FROM Harriet Fraser
Test Scores and Milk Wars We have two school stories tonight, both full of surprises. Analyzing scores at the lowest performing schools across the board, the Los Angeles Times has found that, when it comes to improved proficiency in Math and English, schools run by the LA Unified School District itself are out-gunning them all, including those run by outside reform organizations and Mayor Villaraigosa's Partnership for LA Schools . Howard Blume has been following the story for the Times. Our second story is part of a national movement. The LAUSD banned chocolate milk and other sweetened milk from school lunches in April of this year. That sounds like a healthy move, but it turns out to be controversial after all. Primary care physician Harriet Fraser has picked up where the LAUSD left off and headed a campaign to ban sweetened milk in the Santa Monica-Malibu School District, where her child goes to school. Keith-Thomas Ayoob, Associate Professor in the Department of Pediatrics at the Albert Einstein College of Medicine in New York, takes a contrary view .
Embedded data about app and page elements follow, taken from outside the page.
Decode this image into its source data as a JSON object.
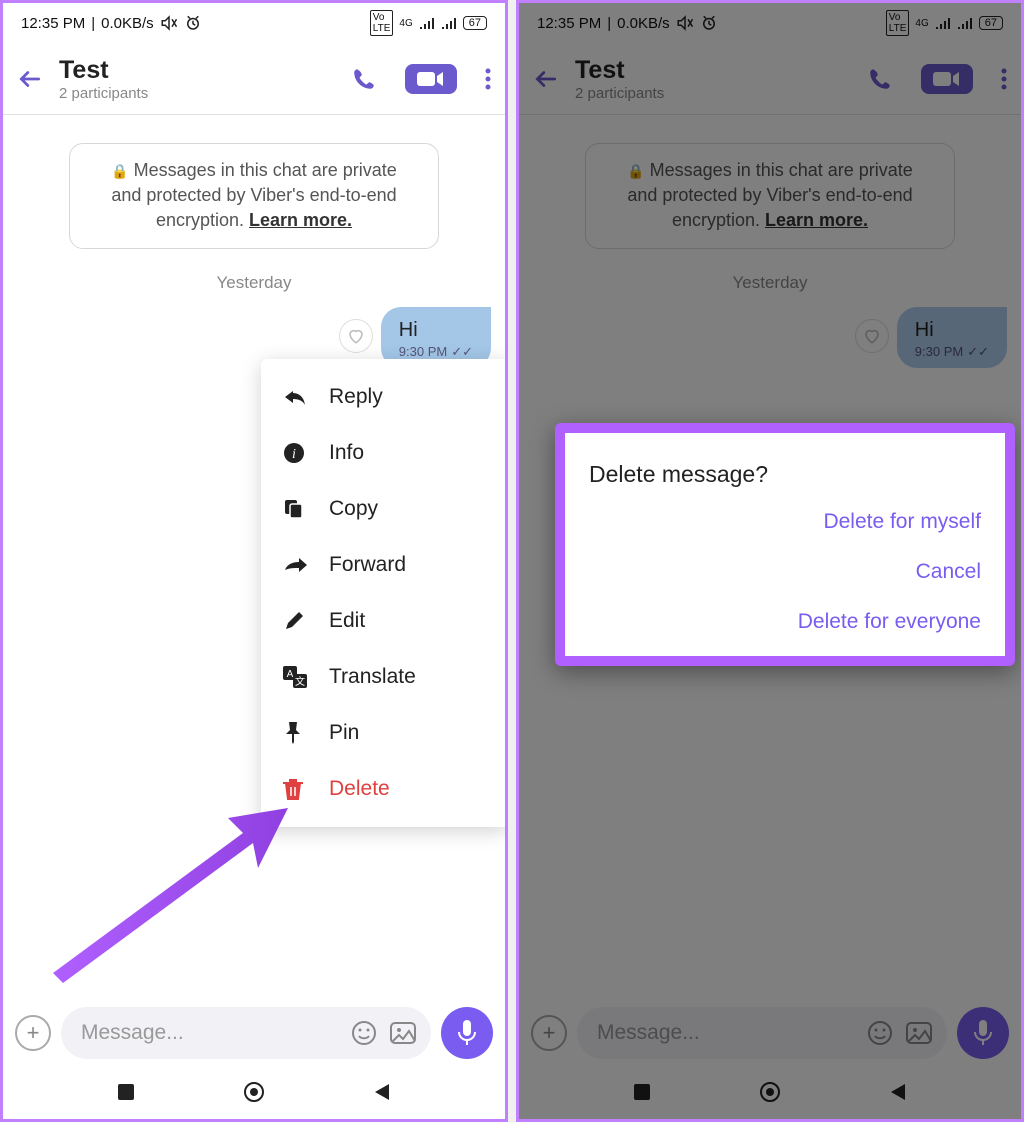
{
  "status": {
    "time": "12:35 PM",
    "net": "0.0KB/s",
    "battery": "67"
  },
  "header": {
    "title": "Test",
    "subtitle": "2 participants"
  },
  "privacy": {
    "text_pre": "Messages in this chat are private and protected by Viber's end-to-end encryption. ",
    "learn": "Learn more."
  },
  "date_separator": "Yesterday",
  "message": {
    "text": "Hi",
    "time": "9:30 PM"
  },
  "context_menu": {
    "reply": "Reply",
    "info": "Info",
    "copy": "Copy",
    "forward": "Forward",
    "edit": "Edit",
    "translate": "Translate",
    "pin": "Pin",
    "delete": "Delete"
  },
  "input": {
    "placeholder": "Message..."
  },
  "dialog": {
    "title": "Delete message?",
    "delete_myself": "Delete for myself",
    "cancel": "Cancel",
    "delete_everyone": "Delete for everyone"
  }
}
The Trump agenda: where's the beef? President Trump says big things are happening. After celebrating a House bill on health care, he doesn’t yet have Senate agreement. With James Comey’s public testimony scheduled tomorrow, the President today tweeted his selection of a new FBI Director. Is the Chief Executive all style and no substance? Later, terror attacks in Iran and conflicting claims about who’s behind them.
Terrorism and tweets, hate speech and murder Just days before an election, Britain is coping with a rash of deadly terrorism, and Prime Minister Theresa May is on the defensive. And again today, President Trump has tweeted criticism of the Mayor of London. Later, a double murder in Portland, Oregon has revealed the ugly past of a supposedly “progressive” city. One immediate question: is “hate speech” protected by the First Amendment?
Janesville and the American Dream Janesville, Wisconsin is the hometown of Republican House Speaker Paul Ryan. But he couldn’t prevent the closing of the General Motors factory after 100 years. On this Memorial Day rebroadcast of To the Point, we hear what’s happened to what once was a model of American middle-class unity.